*** Records for processing ***
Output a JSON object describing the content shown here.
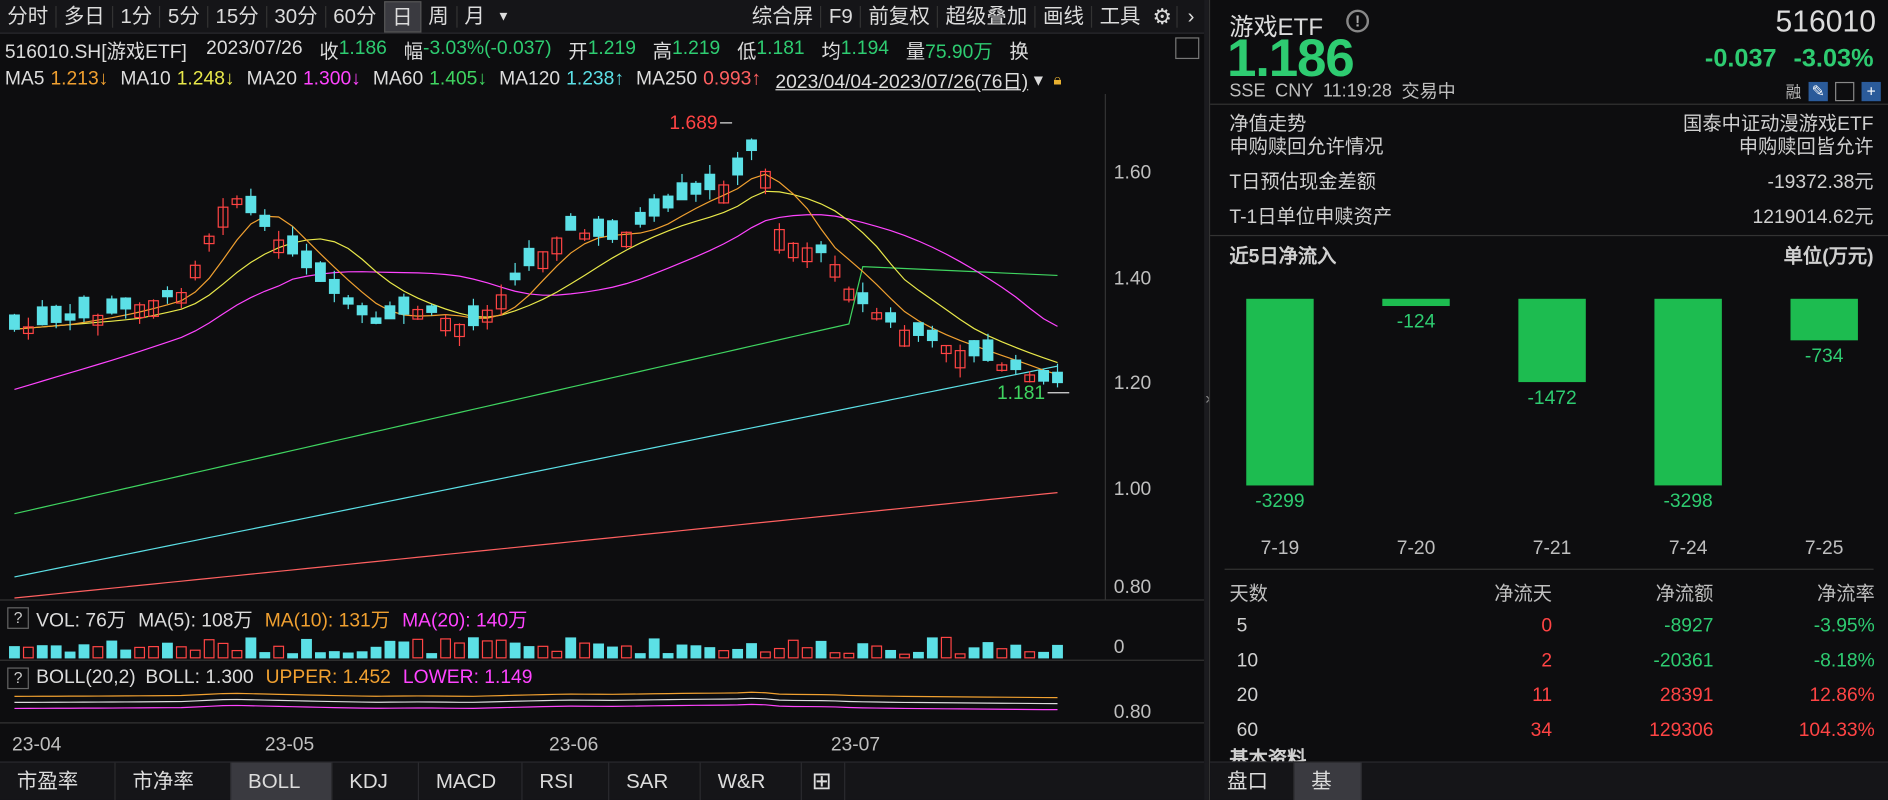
{
  "toolbar": {
    "periods": [
      "分时",
      "多日",
      "1分",
      "5分",
      "15分",
      "30分",
      "60分",
      "日",
      "周",
      "月"
    ],
    "active_period": "日",
    "right_tools": [
      "综合屏",
      "F9",
      "前复权",
      "超级叠加",
      "画线",
      "工具"
    ]
  },
  "quote_line": {
    "code": "516010.SH[游戏ETF]",
    "date": "2023/07/26",
    "close_label": "收",
    "close": "1.186",
    "chg_label": "幅",
    "chg": "-3.03%(-0.037)",
    "open_label": "开",
    "open": "1.219",
    "high_label": "高",
    "high": "1.219",
    "low_label": "低",
    "low": "1.181",
    "avg_label": "均",
    "avg": "1.194",
    "vol_label": "量",
    "vol": "75.90万",
    "turnover_label": "换"
  },
  "ma_line": {
    "items": [
      {
        "label": "MA5",
        "value": "1.213↓",
        "color": "#f0a030"
      },
      {
        "label": "MA10",
        "value": "1.248↓",
        "color": "#e8e84a"
      },
      {
        "label": "MA20",
        "value": "1.300↓",
        "color": "#ff44ff"
      },
      {
        "label": "MA60",
        "value": "1.405↓",
        "color": "#3fd460"
      },
      {
        "label": "MA120",
        "value": "1.238↑",
        "color": "#5ce0e6"
      },
      {
        "label": "MA250",
        "value": "0.993↑",
        "color": "#ff6060"
      }
    ],
    "range": "2023/04/04-2023/07/26(76日)"
  },
  "main_chart": {
    "y_ticks": [
      "1.60",
      "1.40",
      "1.20",
      "1.00",
      "0.80"
    ],
    "max_label": "1.689",
    "min_label": "1.181",
    "x_ticks": [
      "23-04",
      "23-05",
      "23-06",
      "23-07"
    ]
  },
  "vol_panel": {
    "name": "VOL: 76万",
    "ma5": "MA(5): 108万",
    "ma10": "MA(10): 131万",
    "ma20": "MA(20): 140万",
    "y_tick": "0"
  },
  "boll_panel": {
    "name": "BOLL(20,2)",
    "boll": "BOLL: 1.300",
    "upper": "UPPER: 1.452",
    "lower": "LOWER: 1.149",
    "y_tick": "0.80"
  },
  "bottom_tabs": [
    "市盈率",
    "市净率",
    "BOLL",
    "KDJ",
    "MACD",
    "RSI",
    "SAR",
    "W&R"
  ],
  "bottom_active": "BOLL",
  "right": {
    "name": "游戏ETF",
    "code": "516010",
    "price": "1.186",
    "chg": "-0.037",
    "pct": "-3.03%",
    "market": "SSE",
    "currency": "CNY",
    "time": "11:19:28",
    "status": "交易中",
    "rong": "融",
    "nav_label": "净值走势",
    "fund_name": "国泰中证动漫游戏ETF",
    "rows": [
      {
        "k": "申购赎回允许情况",
        "v": "申购赎回皆允许"
      },
      {
        "k": "T日预估现金差额",
        "v": "-19372.38元"
      },
      {
        "k": "T-1日单位申赎资产",
        "v": "1219014.62元"
      }
    ],
    "flow_title": "近5日净流入",
    "flow_unit": "单位(万元)",
    "flow_dates": [
      "7-19",
      "7-20",
      "7-21",
      "7-24",
      "7-25"
    ],
    "flow_values": [
      "-3299",
      "-124",
      "-1472",
      "-3298",
      "-734"
    ],
    "table_head": [
      "天数",
      "净流天",
      "净流额",
      "净流率"
    ],
    "table": [
      [
        "5",
        "0",
        "-8927",
        "-3.95%"
      ],
      [
        "10",
        "2",
        "-20361",
        "-8.18%"
      ],
      [
        "20",
        "11",
        "28391",
        "12.86%"
      ],
      [
        "60",
        "34",
        "129306",
        "104.33%"
      ]
    ],
    "basic_label": "基本资料",
    "tabs": [
      "盘口",
      "基本"
    ]
  }
}
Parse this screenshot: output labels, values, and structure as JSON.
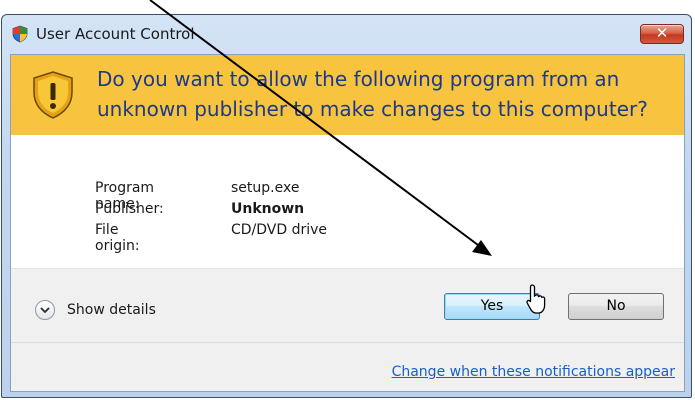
{
  "window": {
    "title": "User Account Control",
    "close_label": "✕"
  },
  "banner": {
    "question": "Do you want to allow the following program from an unknown publisher to make changes to this computer?",
    "color": "#f8c33f"
  },
  "details": [
    {
      "label": "Program name:",
      "value": "setup.exe",
      "bold": false
    },
    {
      "label": "Publisher:",
      "value": "Unknown",
      "bold": true
    },
    {
      "label": "File origin:",
      "value": "CD/DVD drive",
      "bold": false
    }
  ],
  "footer": {
    "show_details_label": "Show details",
    "yes_label": "Yes",
    "no_label": "No",
    "notification_link": "Change when these notifications appear"
  },
  "icons": {
    "title": "uac-shield-icon",
    "banner": "warning-shield-icon",
    "expander": "chevron-down-icon",
    "pointer": "mouse-pointer-icon",
    "annotation": "annotation-arrow"
  }
}
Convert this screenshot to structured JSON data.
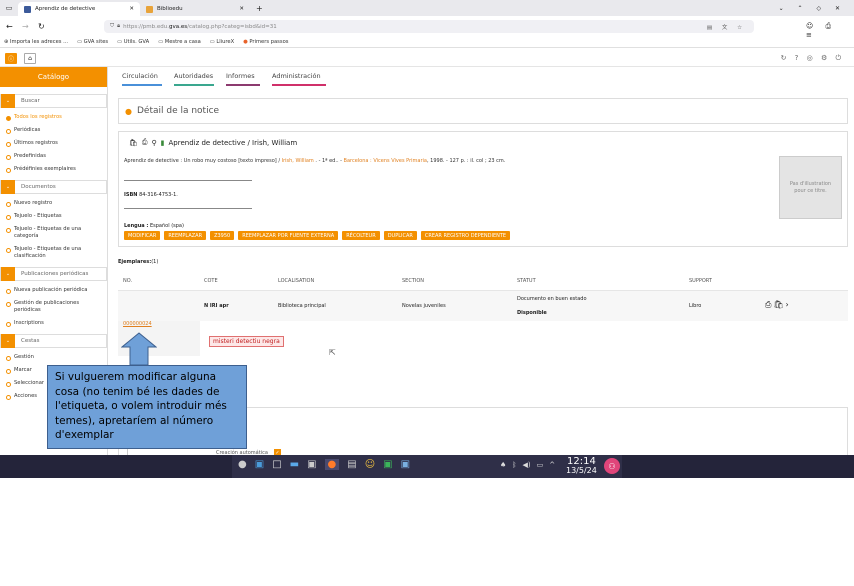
{
  "browser": {
    "tabs": [
      {
        "label": "Aprendiz de detective"
      },
      {
        "label": "Biblioedu"
      }
    ],
    "url_host": "https://pmb.edu.",
    "url_domain": "gva.es",
    "url_path": "/catalog.php?categ=isbd&id=31",
    "bookmarks": [
      "Importa les adreces ...",
      "GVA sites",
      "Utils. GVA",
      "Mestre a casa",
      "LliureX",
      "Primers passos"
    ]
  },
  "sidebar": {
    "catalog_label": "Catálogo",
    "sections": [
      {
        "title": "Buscar",
        "items": [
          "Todos los registros",
          "Periódicas",
          "Últimos registros",
          "Predefinidas",
          "Prédéfinies exemplaires"
        ]
      },
      {
        "title": "Documentos",
        "items": [
          "Nuevo registro",
          "Tejuelo - Etiquetas",
          "Tejuelo - Etiquetas de una categoría",
          "Tejuelo - Etiquetas de una clasificación"
        ]
      },
      {
        "title": "Publicaciones periódicas",
        "items": [
          "Nueva publicación periódica",
          "Gestión de publicaciones periódicas",
          "Inscriptions"
        ]
      },
      {
        "title": "Cestas",
        "items": [
          "Gestión",
          "Marcar",
          "Seleccionar",
          "Acciones"
        ]
      }
    ]
  },
  "topnav": [
    "Circulación",
    "Autoridades",
    "Informes",
    "Administración"
  ],
  "detail": {
    "title": "Détail de la notice",
    "record_title": "Aprendiz de detective / Irish, William",
    "isbd_a": "Aprendiz de detective : Un robo muy costoso [texto impreso] / ",
    "isbd_author": "Irish, William",
    "isbd_b": " . - 1ª ed.. - ",
    "isbd_pub": "Barcelona : Vicens Vives Primaria",
    "isbd_c": ", 1998. - 127 p. : il. col ; 23 cm.",
    "isbn_label": "ISBN",
    "isbn": "84-316-4753-1.",
    "lang_label": "Lengua :",
    "lang": "Español (spa)",
    "buttons": [
      "MODIFICAR",
      "REEMPLAZAR",
      "Z3950",
      "REEMPLAZAR POR FUENTE EXTERNA",
      "RÉCOLTEUR",
      "DUPLICAR",
      "CREAR REGISTRO DEPENDIENTE"
    ],
    "thumb_text": "Pas d'illustration pour ce titre."
  },
  "copies": {
    "label": "Ejemplares:",
    "count": "(1)",
    "headers": [
      "NO.",
      "COTE",
      "LOCALISATION",
      "SECTION",
      "STATUT",
      "SUPPORT"
    ],
    "row": {
      "cote": "N IRI apr",
      "loc": "Biblioteca principal",
      "section": "Novelas juveniles",
      "statut": "Documento en buen estado",
      "avail": "Disponible",
      "support": "Libro",
      "no": "000000024"
    },
    "tag": "misteri detectiu negra"
  },
  "clock": {
    "time": "12:14",
    "date": "13/5/24"
  },
  "note": "Si vulguerem modificar alguna cosa (no tenim bé les dades de l'etiqueta, o volem introduir més temes), apretaríem al número d'exemplar",
  "partial": "Creación automática"
}
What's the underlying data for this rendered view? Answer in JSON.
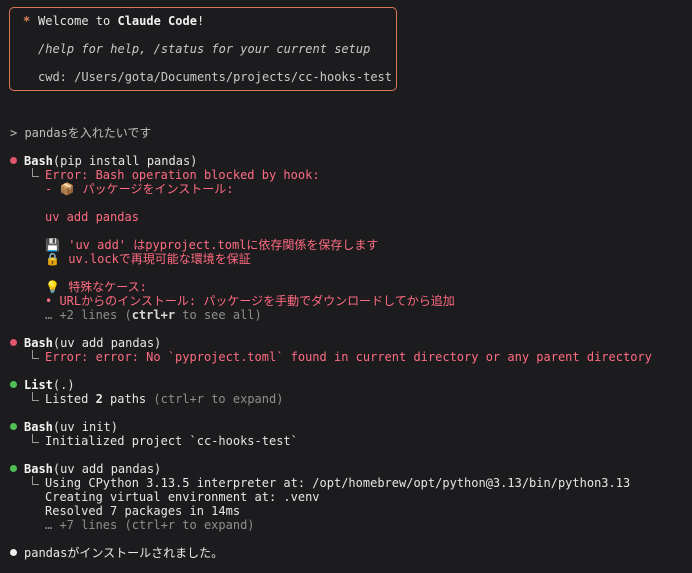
{
  "welcome": {
    "star": "*",
    "title_prefix": "Welcome to ",
    "title_product": "Claude Code",
    "title_suffix": "!",
    "help": "/help for help, /status for your current setup",
    "cwd": "cwd: /Users/gota/Documents/projects/cc-hooks-test"
  },
  "prompt": "> pandasを入れたいです",
  "block1": {
    "tool": "Bash",
    "args": "(pip install pandas)",
    "error_head": "Error: Bash operation blocked by hook:",
    "line2_dash": "- ",
    "line2_emoji": "📦",
    "line2_text": " パッケージをインストール:",
    "cmd": "uv add pandas",
    "l4_emoji": "💾",
    "l4_text": " 'uv add' はpyproject.tomlに依存関係を保存します",
    "l5_emoji": "🔒",
    "l5_text": " uv.lockで再現可能な環境を保証",
    "l6_emoji": "💡",
    "l6_text": " 特殊なケース:",
    "l7": "• URLからのインストール: パッケージを手動でダウンロードしてから追加",
    "more_prefix": "… +2 lines (",
    "more_key": "ctrl+r",
    "more_suffix": " to see all)"
  },
  "block2": {
    "tool": "Bash",
    "args": "(uv add pandas)",
    "error": "Error: error: No `pyproject.toml` found in current directory or any parent directory"
  },
  "block3": {
    "tool": "List",
    "args": "(.)",
    "out_prefix": "Listed ",
    "out_count": "2",
    "out_mid": " paths",
    "out_hint": " (ctrl+r to expand)"
  },
  "block4": {
    "tool": "Bash",
    "args": "(uv init)",
    "out": "Initialized project `cc-hooks-test`"
  },
  "block5": {
    "tool": "Bash",
    "args": "(uv add pandas)",
    "out1": "Using CPython 3.13.5 interpreter at: /opt/homebrew/opt/python@3.13/bin/python3.13",
    "out2": "Creating virtual environment at: .venv",
    "out3": "Resolved 7 packages in 14ms",
    "more": "… +7 lines (ctrl+r to expand)"
  },
  "final": "pandasがインストールされました。",
  "colors": {
    "accent": "#d97757",
    "error": "#ff6b81",
    "success": "#4fbf55",
    "background": "#1c1c1e"
  }
}
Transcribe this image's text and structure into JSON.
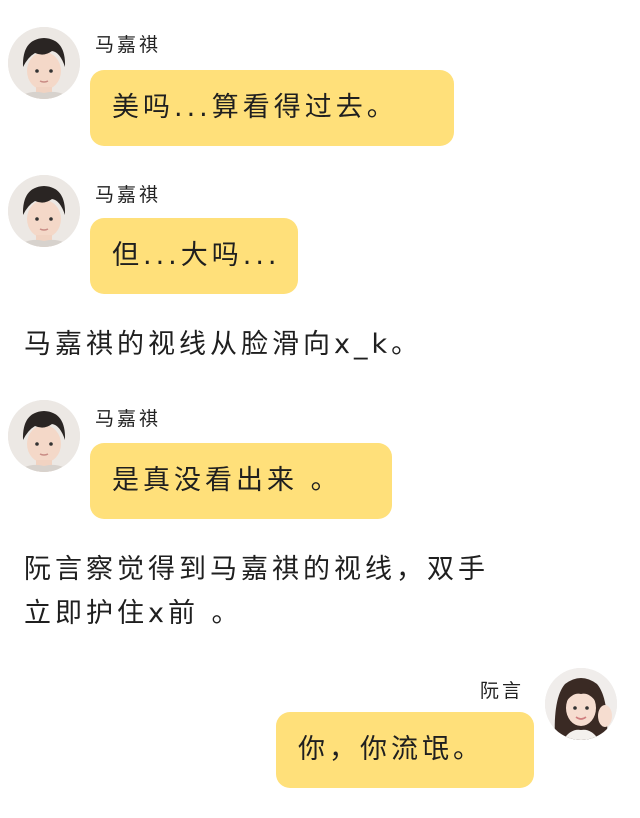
{
  "messages": [
    {
      "sender": "马嘉祺",
      "text": "美吗...算看得过去。"
    },
    {
      "sender": "马嘉祺",
      "text": "但...大吗..."
    },
    {
      "sender": "马嘉祺",
      "text": "是真没看出来 。"
    },
    {
      "sender": "阮言",
      "text": "你，你流氓。"
    }
  ],
  "narration": [
    {
      "lines": [
        "马嘉祺的视线从脸滑向x_k。"
      ]
    },
    {
      "lines": [
        "阮言察觉得到马嘉祺的视线，双手",
        "立即护住x前 。"
      ]
    }
  ],
  "colors": {
    "bubble": "#ffe07a",
    "background": "#ffffff"
  },
  "icons": {
    "avatar_left": "boy-avatar-icon",
    "avatar_right": "girl-avatar-icon"
  }
}
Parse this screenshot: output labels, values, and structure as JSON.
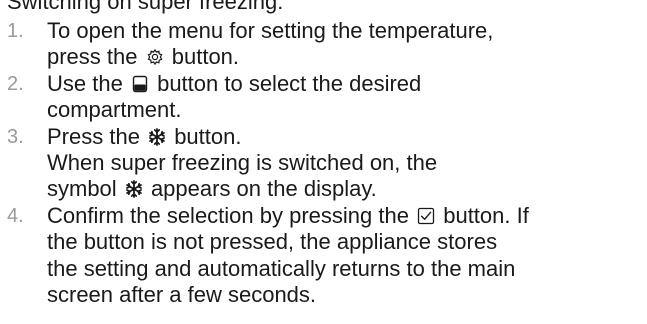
{
  "heading": "Switching on super freezing:",
  "steps": [
    {
      "number": "1.",
      "lines": [
        "To open the menu for setting the temperature,"
      ],
      "pre_icon": "press the",
      "icon": "gear-icon",
      "post_icon": "button."
    },
    {
      "number": "2.",
      "pre_icon": "Use the",
      "icon": "compartment-icon",
      "post_icon": "button to select the desired",
      "lines_after": [
        "compartment."
      ]
    },
    {
      "number": "3.",
      "pre_icon": "Press the",
      "icon": "snowflake-icon",
      "post_icon": "button.",
      "lines_after": [
        "When super freezing is switched on, the"
      ],
      "symbol_pre": "symbol",
      "symbol_icon": "snowflake-icon",
      "symbol_post": "appears on the display."
    },
    {
      "number": "4.",
      "pre_icon": "Confirm the selection by pressing the",
      "icon": "checkbox-icon",
      "post_icon": "button. If",
      "lines_after": [
        "the button is not pressed, the appliance stores",
        "the setting and automatically returns to the main",
        "screen after a few seconds."
      ]
    }
  ]
}
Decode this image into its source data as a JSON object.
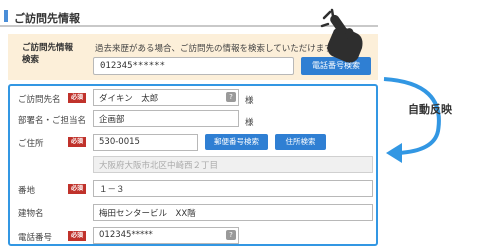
{
  "header": {
    "title": "ご訪問先情報"
  },
  "search": {
    "label": "ご訪問先情報\n検索",
    "note": "過去来歴がある場合、ご訪問先の情報を検索していただけます。",
    "value": "012345******",
    "button_label": "電話番号検索"
  },
  "auto_reflect": {
    "label": "自動反映"
  },
  "form": {
    "required_badge": "必須",
    "help_badge": "?",
    "rows": [
      {
        "label": "ご訪問先名",
        "value": "ダイキン　太郎",
        "suffix": "様"
      },
      {
        "label": "部署名・ご担当名",
        "value": "企画部",
        "suffix": "様"
      },
      {
        "label": "ご住所",
        "postal_value": "530-0015",
        "postal_button": "郵便番号検索",
        "address_button": "住所検索",
        "address_readonly": "大阪府大阪市北区中崎西２丁目"
      },
      {
        "label": "番地",
        "value": "１－３"
      },
      {
        "label": "建物名",
        "value": "梅田センタービル　XX階"
      },
      {
        "label": "電話番号",
        "value": "012345*****"
      }
    ]
  },
  "colors": {
    "accent_blue": "#2f7fd3",
    "required_red": "#c0322b",
    "search_bg": "#fcefd9",
    "frame_blue": "#3297e3"
  }
}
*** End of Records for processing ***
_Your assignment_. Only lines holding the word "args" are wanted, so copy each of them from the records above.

_Result of this task_.
    "args": "(pip install pandas)",
    "args": "(uv add pandas)",
    "args": "(.)",
    "args": "(uv init)",
    "args": "(uv add pandas)",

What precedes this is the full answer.